Now some, not Eli to be sure, have wondered about the Telegraph. Today we need not wonder any more. Peter Oborne the chief political commentator of the Telegraph has resigned, (yeah yeah not Osborne) and pulled back the curtain from that corner of oz. Although as he writes, things have always been a bit off at the Telegraph, they have become downright suspicious ever since the paper was bought by the Barclay Brothers.
Well, think the Koch brothers, but with less of a sense of shame and more of entitlement.
Oborne details many stories where the commercial interests of the papers advertisers determined what did or did not appear in the paper. The recent treatment of HSBCs troubles with the tax authorities in several countries but particularly the UK and Switzerland was the last straw but
The reporting of HSBC is part of a wider problem. On 10 May last year the Telegraph ran a long feature on Cunard’s Queen Mary II liner on the news review page. This episode looked to many like a plug for an advertiser on a page normally dedicated to serious news analysis. I again checked and certainly Telegraph competitors did not view Cunard’s liner as a major news story. Cunard is an important Telegraph advertiser.Oborne continues and Eli ends
The paper’s comment on last year’s protests in Hong Kong was bizarre. One would have expected the Telegraph of all papers to have taken a keen interest and adopted a robust position. Yet (in sharp contrast to competitors like the Times), I could not find a single leader on the subject.

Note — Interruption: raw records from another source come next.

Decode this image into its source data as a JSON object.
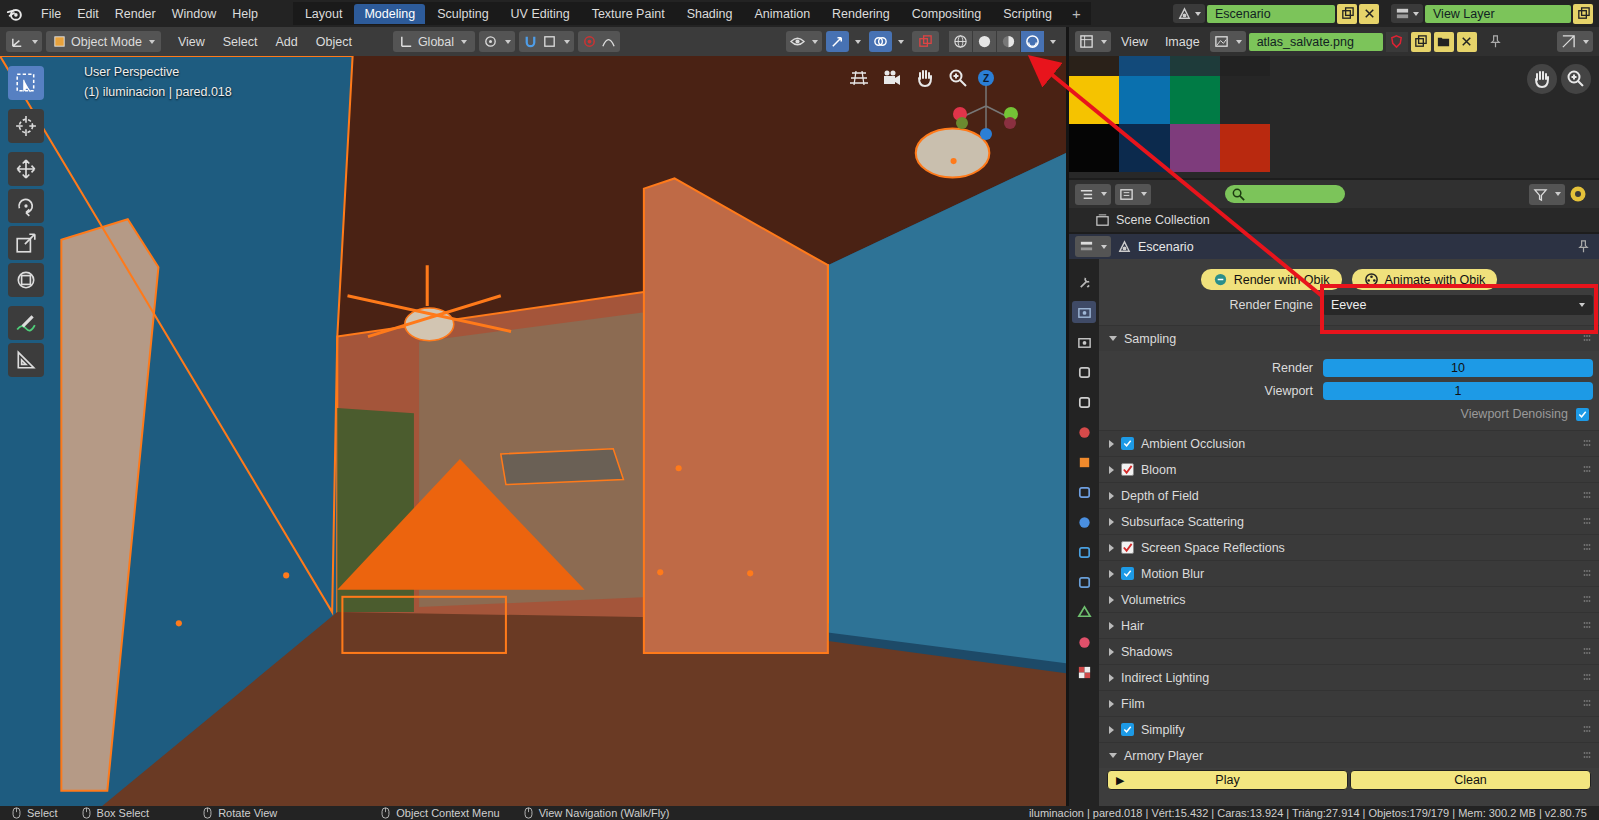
{
  "topbar": {
    "menus": [
      "File",
      "Edit",
      "Render",
      "Window",
      "Help"
    ],
    "workspaces": [
      {
        "label": "Layout",
        "selected": false
      },
      {
        "label": "Modeling",
        "selected": true
      },
      {
        "label": "Sculpting",
        "selected": false
      },
      {
        "label": "UV Editing",
        "selected": false
      },
      {
        "label": "Texture Paint",
        "selected": false
      },
      {
        "label": "Shading",
        "selected": false
      },
      {
        "label": "Animation",
        "selected": false
      },
      {
        "label": "Rendering",
        "selected": false
      },
      {
        "label": "Compositing",
        "selected": false
      },
      {
        "label": "Scripting",
        "selected": false
      }
    ],
    "add_workspace": "+",
    "scene": "Escenario",
    "view_layer": "View Layer"
  },
  "viewport_header": {
    "mode": "Object Mode",
    "menus": [
      "View",
      "Select",
      "Add",
      "Object"
    ],
    "orientation": "Global",
    "shading": [
      {
        "kind": "wireframe",
        "selected": false
      },
      {
        "kind": "solid",
        "selected": false
      },
      {
        "kind": "material",
        "selected": false
      },
      {
        "kind": "rendered",
        "selected": true
      }
    ]
  },
  "toolbar": [
    {
      "kind": "select",
      "selected": true
    },
    {
      "kind": "cursor",
      "selected": false
    },
    {
      "kind": "move",
      "selected": false
    },
    {
      "kind": "rotate",
      "selected": false
    },
    {
      "kind": "scale",
      "selected": false
    },
    {
      "kind": "transform",
      "selected": false
    },
    {
      "kind": "annotate",
      "selected": false
    },
    {
      "kind": "measure",
      "selected": false
    }
  ],
  "viewport": {
    "view_name": "User Perspective",
    "object_info": "(1) iluminacion | pared.018",
    "gizmo_label": "Z"
  },
  "image_editor": {
    "menus": [
      "View",
      "Image"
    ],
    "image_name": "atlas_salvate.png"
  },
  "outliner": {
    "root": "Scene Collection"
  },
  "properties": {
    "context": "Escenario",
    "tabs": [
      {
        "kind": "tool",
        "selected": false
      },
      {
        "kind": "render",
        "selected": true
      },
      {
        "kind": "output",
        "selected": false
      },
      {
        "kind": "view-layer",
        "selected": false
      },
      {
        "kind": "scene",
        "selected": false
      },
      {
        "kind": "world",
        "selected": false
      },
      {
        "kind": "object",
        "selected": false
      },
      {
        "kind": "modifiers",
        "selected": false
      },
      {
        "kind": "particles",
        "selected": false
      },
      {
        "kind": "physics",
        "selected": false
      },
      {
        "kind": "constraints",
        "selected": false
      },
      {
        "kind": "data",
        "selected": false
      },
      {
        "kind": "material",
        "selected": false
      },
      {
        "kind": "texture",
        "selected": false
      }
    ],
    "addon_buttons": [
      "Render with Qbik",
      "Animate with Qbik"
    ],
    "render_engine": {
      "label": "Render Engine",
      "value": "Eevee"
    },
    "sampling": {
      "title": "Sampling",
      "expanded": true,
      "fields": [
        {
          "label": "Render",
          "value": "10"
        },
        {
          "label": "Viewport",
          "value": "1"
        }
      ],
      "denoising": {
        "label": "Viewport Denoising",
        "checked": true
      }
    },
    "panels": [
      {
        "label": "Ambient Occlusion",
        "kind": "toggle",
        "checked": true,
        "expanded": false
      },
      {
        "label": "Bloom",
        "kind": "tick",
        "checked": true,
        "expanded": false
      },
      {
        "label": "Depth of Field",
        "kind": "plain",
        "expanded": false
      },
      {
        "label": "Subsurface Scattering",
        "kind": "plain",
        "expanded": false
      },
      {
        "label": "Screen Space Reflections",
        "kind": "tick",
        "checked": true,
        "expanded": false
      },
      {
        "label": "Motion Blur",
        "kind": "toggle",
        "checked": true,
        "expanded": false
      },
      {
        "label": "Volumetrics",
        "kind": "plain",
        "expanded": false
      },
      {
        "label": "Hair",
        "kind": "plain",
        "expanded": false
      },
      {
        "label": "Shadows",
        "kind": "plain",
        "expanded": false
      },
      {
        "label": "Indirect Lighting",
        "kind": "plain",
        "expanded": false
      },
      {
        "label": "Film",
        "kind": "plain",
        "expanded": false
      },
      {
        "label": "Simplify",
        "kind": "toggle",
        "checked": true,
        "expanded": false
      }
    ],
    "armory": {
      "title": "Armory Player",
      "expanded": true,
      "play": {
        "icon": "▶",
        "label": "Play"
      },
      "clean": {
        "label": "Clean"
      }
    }
  },
  "status_bar": {
    "hints": [
      "Select",
      "Box Select",
      "Rotate View",
      "Object Context Menu",
      "View Navigation (Walk/Fly)"
    ],
    "stats": "iluminacion | pared.018 | Vért:15.432 | Caras:13.924 | Triáng:27.914 | Objetos:179/179 | Mem: 300.2 MB | v2.80.75"
  }
}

At the start of December the Financial Times, the Times and the Guardian all wrote powerful leaders on the refusal by the Chinese government to allow a committee of British MPs into Hong Kong. The Telegraph remained silent. I can think of few subjects which anger and concern Telegraph readers more.
On 15 September the Telegraph published a commentary by the Chinese ambassador, just before the lucrative China Watch supplement. The headline of the ambassador’s article was beyond parody: ‘Let’s not allow Hong Kong to come between us’. On 17 September there was a four-page fashion pull-out in the middle of the news run, granted more coverage than the Scottish referendum. The Tesco false accounting story on 23 September was covered only in the business section. By contrast it was the splash, inside spread and leader in the Mail. Not that the Telegraph is short of Tesco coverage. Tesco pledging £10m to fight cancer, an inside peak at Tesco’s £35m jet and ‘Meet the cat that has lived in Tesco for 4 years’ were all deemed newsworthy.
I duly went to see the chief executive in mid-December. He was civil, served me tea and asked me to take off my jacket. He said that I was a valued writer, and said that he wanted me to stay.
I expressed all of my concerns about the direction of the paper. I told him that I was not leaving to join another paper. I was resigning as a matter of conscience. Mr MacLennan agreed that advertising was allowed to affect editorial, but was unapologetic, saying that “it was not as bad as all that” and adding that there was a long history of this sort of thing at the Telegraph. (emphasis added)
I have since consulted Charles Moore, the last editor of the Telegraph before the Barclays bought the paper in 2004. Mr Moore confessed that the published accounts of Hollinger Inc, then the holding company for the Telegraph, did not receive the scrutiny they deserved. But no newspaper in history has ever given an unfavourable gloss on its owner’s accounts. Beyond that, Mr Moore told me, there had been no advertising influence on the paper’s news coverage.There are bridges to be sold in Brooklyn, and evidently buyers.